Reducing glare and eliminating four or five hours of squinting will not only create a more enjoyable round of golf, but will also protect your eyes from ultraviolet radiation damage. Exposure to UV radiation increases the likelihood of cataracts and other debilitating eye conditions. Most modern sunglasses offer 100-percent protection from both types of ultraviolet rays, which are known as UVA and UVB.
There was a time when sunglasses had a bad rap in golf, because subtle distortions caused by the lenses could result in errant shots. The difference between a great shot and poor shot is very slight, so the slightest visual distortion could, indeed, wreak havoc.
However, a new generation of sunglass manufacturers is producing advanced “distortion-free” lenses targeted specifically to golfers.
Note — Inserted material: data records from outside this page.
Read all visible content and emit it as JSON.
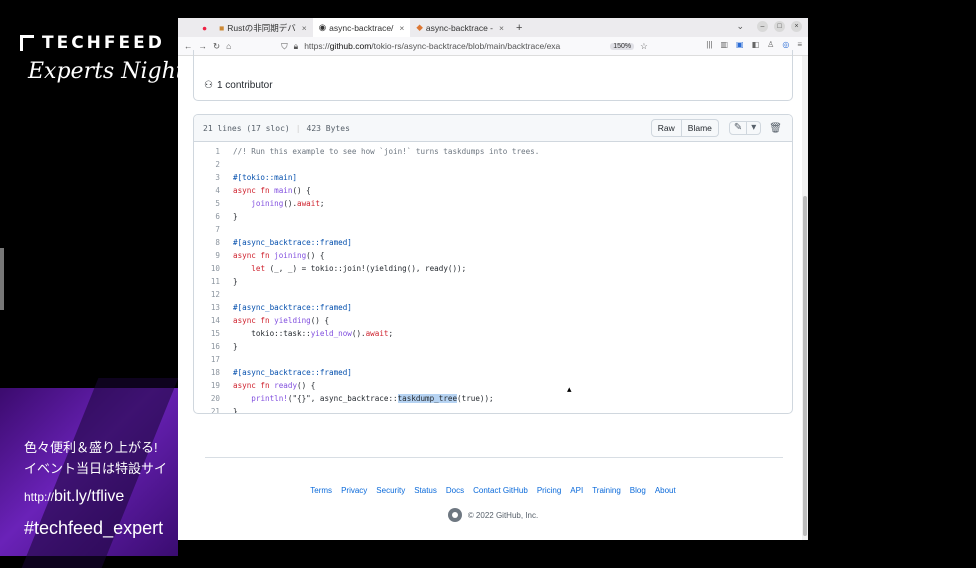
{
  "overlay": {
    "brand": "TECHFEED",
    "brand_sub": "Experts Night",
    "promo_line1": "色々便利＆盛り上がる!",
    "promo_line2": "イベント当日は特設サイ",
    "promo_url_prefix": "http://",
    "promo_url": "bit.ly/tflive",
    "promo_hashtag": "#techfeed_expert"
  },
  "browser": {
    "tabs": [
      {
        "label": "Rustの非同期デバ",
        "active": false
      },
      {
        "label": "async-backtrace/",
        "active": true
      },
      {
        "label": "async-backtrace -",
        "active": false
      }
    ],
    "new_tab": "+",
    "url_prefix": "https://",
    "url_domain": "github.com",
    "url_path": "/tokio-rs/async-backtrace/blob/main/backtrace/exa",
    "zoom": "150%"
  },
  "file": {
    "contributors": "1 contributor",
    "lines_info": "21 lines (17 sloc)",
    "size": "423 Bytes",
    "raw_label": "Raw",
    "blame_label": "Blame"
  },
  "code": [
    {
      "n": "1",
      "parts": [
        {
          "t": "//! Run this example to see how `join!` turns taskdumps into trees.",
          "c": "c-com"
        }
      ]
    },
    {
      "n": "2",
      "parts": []
    },
    {
      "n": "3",
      "parts": [
        {
          "t": "#[tokio::main]",
          "c": "c-attr"
        }
      ]
    },
    {
      "n": "4",
      "parts": [
        {
          "t": "async fn ",
          "c": "c-kw"
        },
        {
          "t": "main",
          "c": "c-fn"
        },
        {
          "t": "() {",
          "c": ""
        }
      ]
    },
    {
      "n": "5",
      "parts": [
        {
          "t": "    ",
          "c": ""
        },
        {
          "t": "joining",
          "c": "c-fn"
        },
        {
          "t": "().",
          "c": ""
        },
        {
          "t": "await",
          "c": "c-kw"
        },
        {
          "t": ";",
          "c": ""
        }
      ]
    },
    {
      "n": "6",
      "parts": [
        {
          "t": "}",
          "c": ""
        }
      ]
    },
    {
      "n": "7",
      "parts": []
    },
    {
      "n": "8",
      "parts": [
        {
          "t": "#[async_backtrace::framed]",
          "c": "c-attr"
        }
      ]
    },
    {
      "n": "9",
      "parts": [
        {
          "t": "async fn ",
          "c": "c-kw"
        },
        {
          "t": "joining",
          "c": "c-fn"
        },
        {
          "t": "() {",
          "c": ""
        }
      ]
    },
    {
      "n": "10",
      "parts": [
        {
          "t": "    ",
          "c": ""
        },
        {
          "t": "let",
          "c": "c-kw"
        },
        {
          "t": " (_, _) = tokio::join!(yielding(), ready());",
          "c": ""
        }
      ]
    },
    {
      "n": "11",
      "parts": [
        {
          "t": "}",
          "c": ""
        }
      ]
    },
    {
      "n": "12",
      "parts": []
    },
    {
      "n": "13",
      "parts": [
        {
          "t": "#[async_backtrace::framed]",
          "c": "c-attr"
        }
      ]
    },
    {
      "n": "14",
      "parts": [
        {
          "t": "async fn ",
          "c": "c-kw"
        },
        {
          "t": "yielding",
          "c": "c-fn"
        },
        {
          "t": "() {",
          "c": ""
        }
      ]
    },
    {
      "n": "15",
      "parts": [
        {
          "t": "    tokio::task::",
          "c": ""
        },
        {
          "t": "yield_now",
          "c": "c-fn"
        },
        {
          "t": "().",
          "c": ""
        },
        {
          "t": "await",
          "c": "c-kw"
        },
        {
          "t": ";",
          "c": ""
        }
      ]
    },
    {
      "n": "16",
      "parts": [
        {
          "t": "}",
          "c": ""
        }
      ]
    },
    {
      "n": "17",
      "parts": []
    },
    {
      "n": "18",
      "parts": [
        {
          "t": "#[async_backtrace::framed]",
          "c": "c-attr"
        }
      ]
    },
    {
      "n": "19",
      "parts": [
        {
          "t": "async fn ",
          "c": "c-kw"
        },
        {
          "t": "ready",
          "c": "c-fn"
        },
        {
          "t": "() {",
          "c": ""
        }
      ]
    },
    {
      "n": "20",
      "parts": [
        {
          "t": "    ",
          "c": ""
        },
        {
          "t": "println!",
          "c": "c-fn"
        },
        {
          "t": "(\"{}\", async_backtrace::",
          "c": ""
        },
        {
          "t": "taskdump_tree",
          "c": "c-hl"
        },
        {
          "t": "(true));",
          "c": ""
        }
      ]
    },
    {
      "n": "21",
      "parts": [
        {
          "t": "}",
          "c": ""
        }
      ]
    }
  ],
  "footer": {
    "links": [
      "Terms",
      "Privacy",
      "Security",
      "Status",
      "Docs",
      "Contact GitHub",
      "Pricing",
      "API",
      "Training",
      "Blog",
      "About"
    ],
    "copyright": "© 2022 GitHub, Inc."
  },
  "colors": {
    "link": "#0969da",
    "keyword": "#cf222e",
    "function": "#8250df",
    "attribute": "#0550ae",
    "highlight": "#b6d3f2"
  }
}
Sundog, Sunbuster, Peak Vision and Callaway are among the leaders in this category. In fact, both Sundog and Sunbuster offer lenses that are designed to enhance readability of greens for improved putting.
Mike Weir, Hunter Mahan and Paula Creamer are among the touring pros known to wear eyewear by Sundog, which offers more than 10 different tints designed to suit specific conditions and personal preferences. The Amber and Copper (pictured here) lenses are particularly effective. Vision improves and performance seems to follow when wearing these lenses, particularly as they enhance visual contrast for reading greens.
But even more important than making that crucial putt is to protect your eyes from UV damage so that you can enjoy a lifetime of good eyesight and good golf. If you can’t yet afford high-performance golf sunglasses, at least wear inexpensive sunglasses that offer UVA and UVB protection. If you are concerned about distortion affection your performance, just take the sunglasses off before you make your shot.
This report was authored by Nick Taylor, proprietor of Golfland Warehouse, the official retail affiliate of PutterZone.com. The Golfland Warehouse Report is an exclusive monthly series designed to keep golfers informed about the latest equipment, technology and ideas in the world of golf, with an emphasis on putting and the short game.